| Task objective |
For each line of the listing that contains "true", make a copy and return it.
=-=-=
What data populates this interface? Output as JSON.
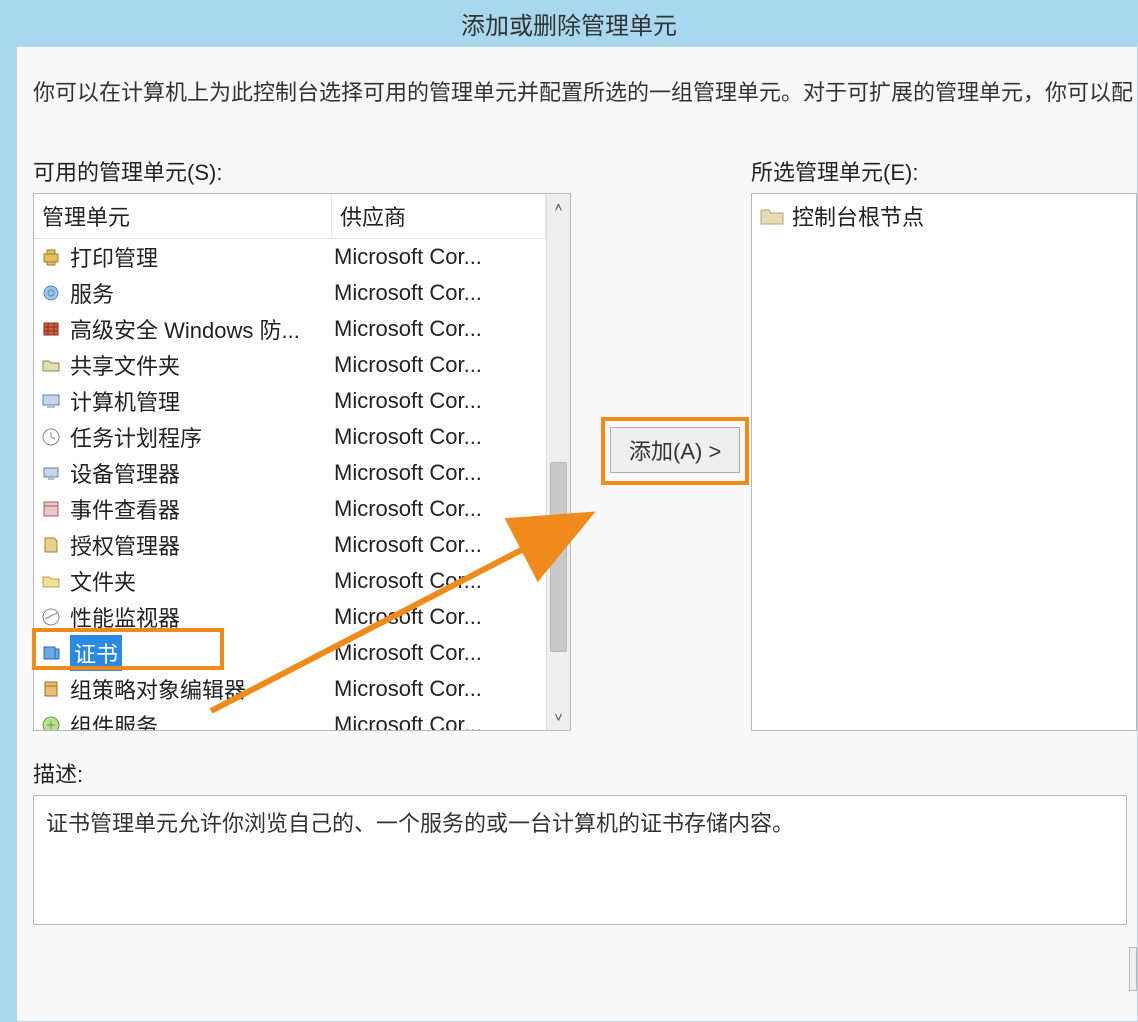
{
  "window": {
    "title": "添加或删除管理单元"
  },
  "instructions": "你可以在计算机上为此控制台选择可用的管理单元并配置所选的一组管理单元。对于可扩展的管理单元，你可以配",
  "available": {
    "label": "可用的管理单元(S):",
    "columns": {
      "name": "管理单元",
      "vendor": "供应商"
    },
    "items": [
      {
        "name": "打印管理",
        "vendor": "Microsoft Cor...",
        "icon": "printer-icon"
      },
      {
        "name": "服务",
        "vendor": "Microsoft Cor...",
        "icon": "gear-icon"
      },
      {
        "name": "高级安全 Windows 防...",
        "vendor": "Microsoft Cor...",
        "icon": "firewall-icon"
      },
      {
        "name": "共享文件夹",
        "vendor": "Microsoft Cor...",
        "icon": "shared-folder-icon"
      },
      {
        "name": "计算机管理",
        "vendor": "Microsoft Cor...",
        "icon": "computer-mgmt-icon"
      },
      {
        "name": "任务计划程序",
        "vendor": "Microsoft Cor...",
        "icon": "clock-icon"
      },
      {
        "name": "设备管理器",
        "vendor": "Microsoft Cor...",
        "icon": "device-mgr-icon"
      },
      {
        "name": "事件查看器",
        "vendor": "Microsoft Cor...",
        "icon": "event-viewer-icon"
      },
      {
        "name": "授权管理器",
        "vendor": "Microsoft Cor...",
        "icon": "auth-mgr-icon"
      },
      {
        "name": "文件夹",
        "vendor": "Microsoft Cor...",
        "icon": "folder-icon"
      },
      {
        "name": "性能监视器",
        "vendor": "Microsoft Cor...",
        "icon": "perfmon-icon"
      },
      {
        "name": "证书",
        "vendor": "Microsoft Cor...",
        "icon": "certificate-icon",
        "selected": true
      },
      {
        "name": "组策略对象编辑器",
        "vendor": "Microsoft Cor...",
        "icon": "gpo-icon"
      },
      {
        "name": "组件服务",
        "vendor": "Microsoft Cor...",
        "icon": "component-svc-icon"
      }
    ]
  },
  "buttons": {
    "add": "添加(A) >"
  },
  "selected": {
    "label": "所选管理单元(E):",
    "root": "控制台根节点"
  },
  "description": {
    "label": "描述:",
    "text": "证书管理单元允许你浏览自己的、一个服务的或一台计算机的证书存储内容。"
  }
}
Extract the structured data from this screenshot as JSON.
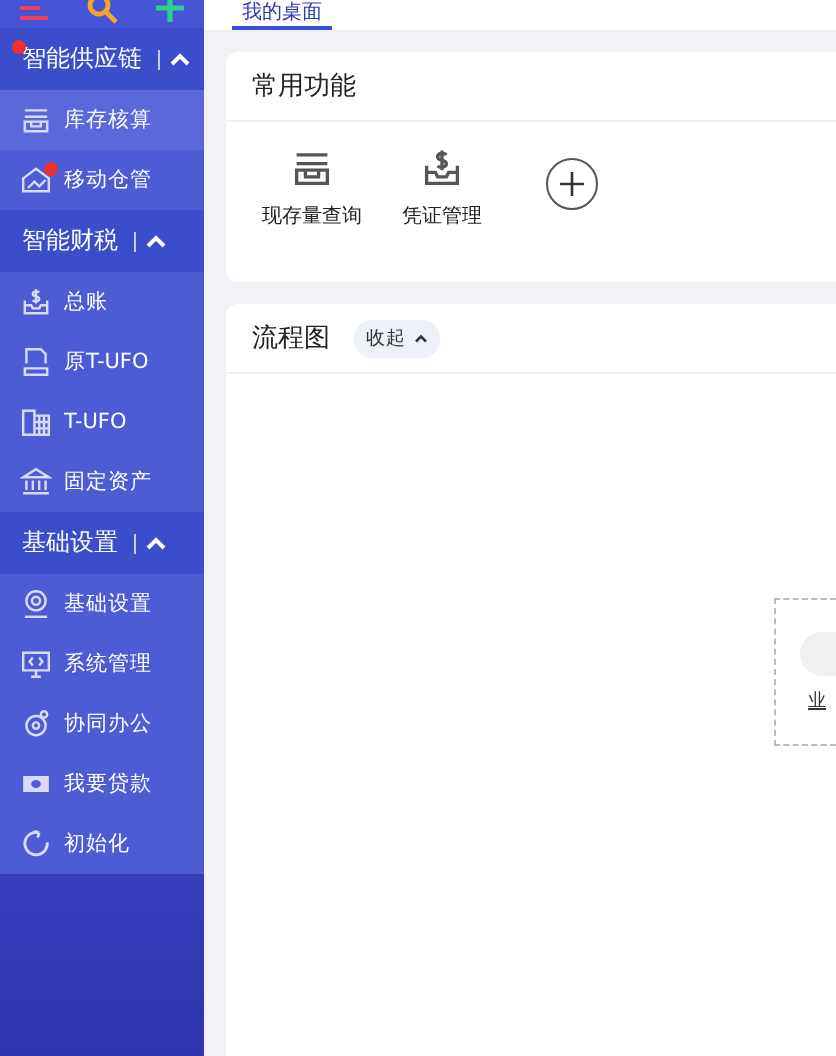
{
  "sidebar": {
    "groups": [
      {
        "title": "智能供应链",
        "expanded": true,
        "alert": true,
        "items": [
          {
            "label": "库存核算",
            "kind": "stack",
            "selected": true,
            "alert": false
          },
          {
            "label": "移动仓管",
            "kind": "warehouse",
            "selected": false,
            "alert": true
          }
        ]
      },
      {
        "title": "智能财税",
        "expanded": true,
        "alert": false,
        "items": [
          {
            "label": "总账",
            "kind": "ledger",
            "selected": false,
            "alert": false
          },
          {
            "label": "原T-UFO",
            "kind": "ufo",
            "selected": false,
            "alert": false
          },
          {
            "label": "T-UFO",
            "kind": "sheet",
            "selected": false,
            "alert": false
          },
          {
            "label": "固定资产",
            "kind": "bank",
            "selected": false,
            "alert": false
          }
        ]
      },
      {
        "title": "基础设置",
        "expanded": true,
        "alert": false,
        "items": [
          {
            "label": "基础设置",
            "kind": "gear",
            "selected": false,
            "alert": false
          },
          {
            "label": "系统管理",
            "kind": "monitor",
            "selected": false,
            "alert": false
          },
          {
            "label": "协同办公",
            "kind": "orbit",
            "selected": false,
            "alert": false
          },
          {
            "label": "我要贷款",
            "kind": "cash",
            "selected": false,
            "alert": false
          },
          {
            "label": "初始化",
            "kind": "reset",
            "selected": false,
            "alert": false
          }
        ]
      }
    ]
  },
  "tabs": [
    {
      "label": "我的桌面",
      "selected": true
    }
  ],
  "quick_functions": {
    "title": "常用功能",
    "items": [
      {
        "label": "现存量查询",
        "kind": "stack"
      },
      {
        "label": "凭证管理",
        "kind": "ledger"
      }
    ]
  },
  "flowchart": {
    "title": "流程图",
    "toggle": "收起",
    "expanded": true,
    "node_label": "业"
  }
}
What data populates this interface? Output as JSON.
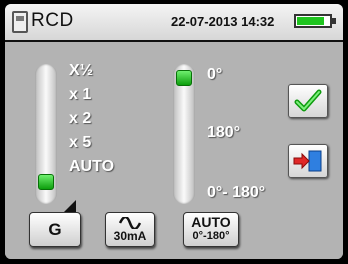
{
  "header": {
    "title": "RCD",
    "datetime": "22-07-2013 14:32",
    "battery_level": 0.85,
    "battery_color": "#1fc41f",
    "icon": "meter-icon"
  },
  "multiplier": {
    "options": [
      "X½",
      "x 1",
      "x 2",
      "x 5",
      "AUTO"
    ],
    "selected": "AUTO"
  },
  "phase": {
    "options": [
      "0°",
      "180°",
      "0°- 180°"
    ],
    "selected": "0°"
  },
  "side_buttons": [
    {
      "icon": "check-icon"
    },
    {
      "icon": "exit-icon"
    }
  ],
  "bottom_buttons": {
    "type": "G",
    "wave_label": "30mA",
    "auto_line1": "AUTO",
    "auto_line2": "0°-180°"
  },
  "colors": {
    "accent_green": "#1fc41f",
    "panel_bg": "#b3b3b3"
  }
}
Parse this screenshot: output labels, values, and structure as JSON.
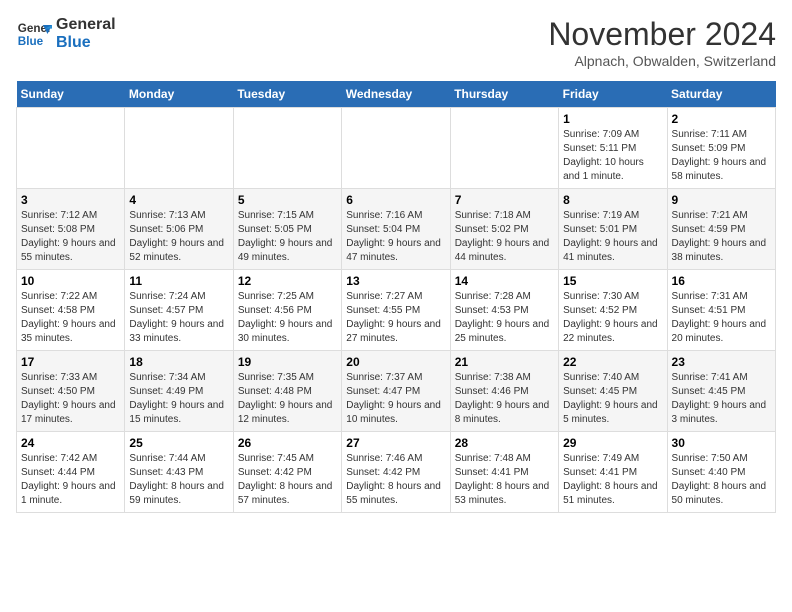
{
  "logo": {
    "line1": "General",
    "line2": "Blue"
  },
  "title": "November 2024",
  "location": "Alpnach, Obwalden, Switzerland",
  "days_header": [
    "Sunday",
    "Monday",
    "Tuesday",
    "Wednesday",
    "Thursday",
    "Friday",
    "Saturday"
  ],
  "weeks": [
    [
      {
        "num": "",
        "info": ""
      },
      {
        "num": "",
        "info": ""
      },
      {
        "num": "",
        "info": ""
      },
      {
        "num": "",
        "info": ""
      },
      {
        "num": "",
        "info": ""
      },
      {
        "num": "1",
        "info": "Sunrise: 7:09 AM\nSunset: 5:11 PM\nDaylight: 10 hours and 1 minute."
      },
      {
        "num": "2",
        "info": "Sunrise: 7:11 AM\nSunset: 5:09 PM\nDaylight: 9 hours and 58 minutes."
      }
    ],
    [
      {
        "num": "3",
        "info": "Sunrise: 7:12 AM\nSunset: 5:08 PM\nDaylight: 9 hours and 55 minutes."
      },
      {
        "num": "4",
        "info": "Sunrise: 7:13 AM\nSunset: 5:06 PM\nDaylight: 9 hours and 52 minutes."
      },
      {
        "num": "5",
        "info": "Sunrise: 7:15 AM\nSunset: 5:05 PM\nDaylight: 9 hours and 49 minutes."
      },
      {
        "num": "6",
        "info": "Sunrise: 7:16 AM\nSunset: 5:04 PM\nDaylight: 9 hours and 47 minutes."
      },
      {
        "num": "7",
        "info": "Sunrise: 7:18 AM\nSunset: 5:02 PM\nDaylight: 9 hours and 44 minutes."
      },
      {
        "num": "8",
        "info": "Sunrise: 7:19 AM\nSunset: 5:01 PM\nDaylight: 9 hours and 41 minutes."
      },
      {
        "num": "9",
        "info": "Sunrise: 7:21 AM\nSunset: 4:59 PM\nDaylight: 9 hours and 38 minutes."
      }
    ],
    [
      {
        "num": "10",
        "info": "Sunrise: 7:22 AM\nSunset: 4:58 PM\nDaylight: 9 hours and 35 minutes."
      },
      {
        "num": "11",
        "info": "Sunrise: 7:24 AM\nSunset: 4:57 PM\nDaylight: 9 hours and 33 minutes."
      },
      {
        "num": "12",
        "info": "Sunrise: 7:25 AM\nSunset: 4:56 PM\nDaylight: 9 hours and 30 minutes."
      },
      {
        "num": "13",
        "info": "Sunrise: 7:27 AM\nSunset: 4:55 PM\nDaylight: 9 hours and 27 minutes."
      },
      {
        "num": "14",
        "info": "Sunrise: 7:28 AM\nSunset: 4:53 PM\nDaylight: 9 hours and 25 minutes."
      },
      {
        "num": "15",
        "info": "Sunrise: 7:30 AM\nSunset: 4:52 PM\nDaylight: 9 hours and 22 minutes."
      },
      {
        "num": "16",
        "info": "Sunrise: 7:31 AM\nSunset: 4:51 PM\nDaylight: 9 hours and 20 minutes."
      }
    ],
    [
      {
        "num": "17",
        "info": "Sunrise: 7:33 AM\nSunset: 4:50 PM\nDaylight: 9 hours and 17 minutes."
      },
      {
        "num": "18",
        "info": "Sunrise: 7:34 AM\nSunset: 4:49 PM\nDaylight: 9 hours and 15 minutes."
      },
      {
        "num": "19",
        "info": "Sunrise: 7:35 AM\nSunset: 4:48 PM\nDaylight: 9 hours and 12 minutes."
      },
      {
        "num": "20",
        "info": "Sunrise: 7:37 AM\nSunset: 4:47 PM\nDaylight: 9 hours and 10 minutes."
      },
      {
        "num": "21",
        "info": "Sunrise: 7:38 AM\nSunset: 4:46 PM\nDaylight: 9 hours and 8 minutes."
      },
      {
        "num": "22",
        "info": "Sunrise: 7:40 AM\nSunset: 4:45 PM\nDaylight: 9 hours and 5 minutes."
      },
      {
        "num": "23",
        "info": "Sunrise: 7:41 AM\nSunset: 4:45 PM\nDaylight: 9 hours and 3 minutes."
      }
    ],
    [
      {
        "num": "24",
        "info": "Sunrise: 7:42 AM\nSunset: 4:44 PM\nDaylight: 9 hours and 1 minute."
      },
      {
        "num": "25",
        "info": "Sunrise: 7:44 AM\nSunset: 4:43 PM\nDaylight: 8 hours and 59 minutes."
      },
      {
        "num": "26",
        "info": "Sunrise: 7:45 AM\nSunset: 4:42 PM\nDaylight: 8 hours and 57 minutes."
      },
      {
        "num": "27",
        "info": "Sunrise: 7:46 AM\nSunset: 4:42 PM\nDaylight: 8 hours and 55 minutes."
      },
      {
        "num": "28",
        "info": "Sunrise: 7:48 AM\nSunset: 4:41 PM\nDaylight: 8 hours and 53 minutes."
      },
      {
        "num": "29",
        "info": "Sunrise: 7:49 AM\nSunset: 4:41 PM\nDaylight: 8 hours and 51 minutes."
      },
      {
        "num": "30",
        "info": "Sunrise: 7:50 AM\nSunset: 4:40 PM\nDaylight: 8 hours and 50 minutes."
      }
    ]
  ]
}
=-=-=
| Answer box |
        "selected": true
        "expanded": true,
        "alert": true,
            "selected": true,
            "alert": true
        "expanded": true,
        "expanded": true,
      "selected": true
    "expanded": true,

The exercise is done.